The Liberal Party started reform of the House of Lords in 1911, the Labour Party continued in 1949, Conservative led in 1958,* and Labour new in 1999. These were important reforms to democratise our Parliament and remove hereditary privilege from real power. Labour should have finished the job in but its removal of nearly all hereditary peers appeared to me to be to appease its core supporters rather than part of systematic reform. It was a big improvement though.** The issue is not important at the present time and looks as if the political classes are again out of touch with the public. Yes, Nick, the Government can deal with more than one issue at a time, but you should stick to ones that are more important.
I wrote the piece below in July 2011, an unpublished letter to Liberator magazine.
Claire Tyler's article 'Off with their robes' in Liberator 347, August 2011, puts the arguments on the other side. http://www.liberator.org.uk/article.asp?id=228904187
An elected second chamber: backward quality of legislation.
It is very rare that I disagree with Commentary in Liberator. In relation to the House of Lords reform though there is sloppy thinking on the part of many Liberals. In fact it is the same Liberal / Democrat tendency to be anti-private school as some kind of class based article of faith without either evidence or particular application of principle. Commentary suggests that it is a principle that a second chamber must be elected. Liberal Democrat policy has moved towards this over several elections without explaining any of the constitutional problems about the legitimacy struggle between two elected chambers. It seems you will simply have two classes of Parliamentarian, but unlike the devolved assemblies where they sit in the same chamber they will sit in different chambers and 'the second' will soon claim to be legitimate. And who will sit in it? Regional lists for European elections or Labour Party shortlists rigged for women have increased the number of female candidates; the former have led to more nutters from the fringe being elected, but otherwise we have the same career politicians and will do so in an elected second chamber.
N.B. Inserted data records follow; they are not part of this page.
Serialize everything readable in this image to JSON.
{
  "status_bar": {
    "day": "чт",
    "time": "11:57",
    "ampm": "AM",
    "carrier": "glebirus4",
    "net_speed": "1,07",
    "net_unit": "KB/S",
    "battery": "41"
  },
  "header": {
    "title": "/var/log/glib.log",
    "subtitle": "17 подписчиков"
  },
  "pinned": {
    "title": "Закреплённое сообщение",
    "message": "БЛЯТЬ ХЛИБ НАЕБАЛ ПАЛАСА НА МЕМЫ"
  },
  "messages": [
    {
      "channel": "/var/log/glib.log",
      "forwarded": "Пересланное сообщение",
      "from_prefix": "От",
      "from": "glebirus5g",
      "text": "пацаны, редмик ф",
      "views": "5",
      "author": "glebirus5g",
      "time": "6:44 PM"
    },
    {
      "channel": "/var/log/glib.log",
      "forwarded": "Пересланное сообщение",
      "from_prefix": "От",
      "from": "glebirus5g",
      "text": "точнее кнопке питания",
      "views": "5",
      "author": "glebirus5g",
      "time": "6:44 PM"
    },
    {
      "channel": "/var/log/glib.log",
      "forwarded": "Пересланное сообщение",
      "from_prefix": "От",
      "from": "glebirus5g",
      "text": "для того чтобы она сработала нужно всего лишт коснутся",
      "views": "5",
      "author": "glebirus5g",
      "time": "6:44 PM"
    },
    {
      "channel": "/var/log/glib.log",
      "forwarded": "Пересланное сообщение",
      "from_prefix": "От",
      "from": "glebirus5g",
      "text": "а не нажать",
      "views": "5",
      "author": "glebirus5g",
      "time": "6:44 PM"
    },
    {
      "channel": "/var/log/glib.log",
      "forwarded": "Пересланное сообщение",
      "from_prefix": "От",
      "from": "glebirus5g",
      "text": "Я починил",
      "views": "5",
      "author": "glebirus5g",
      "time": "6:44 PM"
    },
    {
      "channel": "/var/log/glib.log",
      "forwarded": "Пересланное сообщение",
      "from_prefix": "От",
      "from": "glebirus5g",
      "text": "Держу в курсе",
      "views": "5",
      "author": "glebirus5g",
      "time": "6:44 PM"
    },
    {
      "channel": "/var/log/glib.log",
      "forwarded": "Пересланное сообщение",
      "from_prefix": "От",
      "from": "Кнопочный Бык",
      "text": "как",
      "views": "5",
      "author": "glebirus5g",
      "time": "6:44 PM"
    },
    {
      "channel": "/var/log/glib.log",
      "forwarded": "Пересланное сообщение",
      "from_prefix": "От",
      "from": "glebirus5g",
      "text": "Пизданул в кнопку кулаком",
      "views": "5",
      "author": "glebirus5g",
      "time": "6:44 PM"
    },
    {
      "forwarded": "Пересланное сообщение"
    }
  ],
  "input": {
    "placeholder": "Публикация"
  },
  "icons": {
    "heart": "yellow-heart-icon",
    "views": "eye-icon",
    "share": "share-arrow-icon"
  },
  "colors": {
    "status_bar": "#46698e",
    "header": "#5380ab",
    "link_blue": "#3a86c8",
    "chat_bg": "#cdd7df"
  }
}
The idea of a chamber that represents a variety of expertise is dismissed by Commentary offhand. The idea that a chamber might genuinely reflect the regions of the UK, rather than just career politicians, is not evident in Liberal Democrat thinking from Paddy Ashdown downwards. The idea that the Prime Minister or the elected Government might actually appoint people based on their public life, their philanthropy, their public service, their ability, is unthinkable – destroyed by the media and police hysteria in the politically motivated media driven 'cash for honours' 'scandal'. Hysteria encouraged by the Tories and Lib Dems that has contributed to the bad name given to philanthropy by the rich. An elected second chamber is now a received Lib Dem party totem but assuming a revising chamber must be fully elected is based on a very limited view of democracy. The idea needs considerably more thought through as to what it would do in practice and who would actually sit in it.
* Life peers were introduced after a Bill in the House of Lords itself by future Conservative Prime Minister, Alexander Douglas-Home (Lord Home) in 1958. The Parliament website records that a further earlier reform attempt by Dick Crossman for Harold Wilson's Labour Government in 1969 failed due to a backbench revolt.
** Commentary in the Encyclopaedia Britannia 2006 notes "was seen as a prelude to wider reform.".